The flame of the forest is a medium sized deciduous tree of the pea family that is native to humid lowland forested areas of India and Sri Lanka. It typically matures to 30-40’ tall. This tree features: (a) leathery medium to dark green compound trifoliate leaves (to 10-18” wide), each having three rhombus-shaped leaflets held by a long petiole; (b) leaf drop occurring in early winter; (c) black flower buds forming in mid-winter on leafless stems; (c) bicolor orange/red flowers (each to 2” long) blooming in dense clusters (racemes to 6” long) from late January to March; (d) flowers giving way to fruits (flat single-seeded pods to 3-4” long) which emerge pale green but mature to bronze-brown. Flowers often produce an outstanding late winter bloom. Each flower has 5 petals, two wings and a beak-shaped keel purportedly resembling a curved parrot’s beak. Butea seeds, leaves, gum, and flowers all have medicinal properties. Best grown in sunny tropical locations. Best performance occurs in deep, fertile, organically rich, well-drained soils in full sun to part shade. Add surface mulch. Needs consistent moisture, but soils should begin to dry as winter approaches to encourage leaf drop by the beginning of winter. Plants should be sited in areas protected from strong winds. The common name is in reference to the orange and red flower colors which purportedly mimic the colors of fire. Hardy in zones 10-12.

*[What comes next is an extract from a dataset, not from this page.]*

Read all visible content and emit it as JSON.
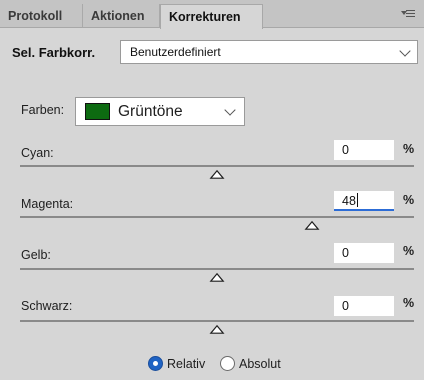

Growing Instructions for the Flame of the Forest
The seeds need to be planted when received or stored in a refrigerator until they are planted. 1. The seeds like moist, well-drained soil. Prepare a mixture of half potting soil and half sand, perlite or vermiculite. 2. Put the soil in a pot. 3. Sow the seeds on the soil. 4. Cover the seeds with a thin layer of soil. 5. Water the soil so that it is moist but not wet. 6. Put the pots in an area in a warm, sunny location. 7. When the seedlings are a few inches tall, they can be transplanted.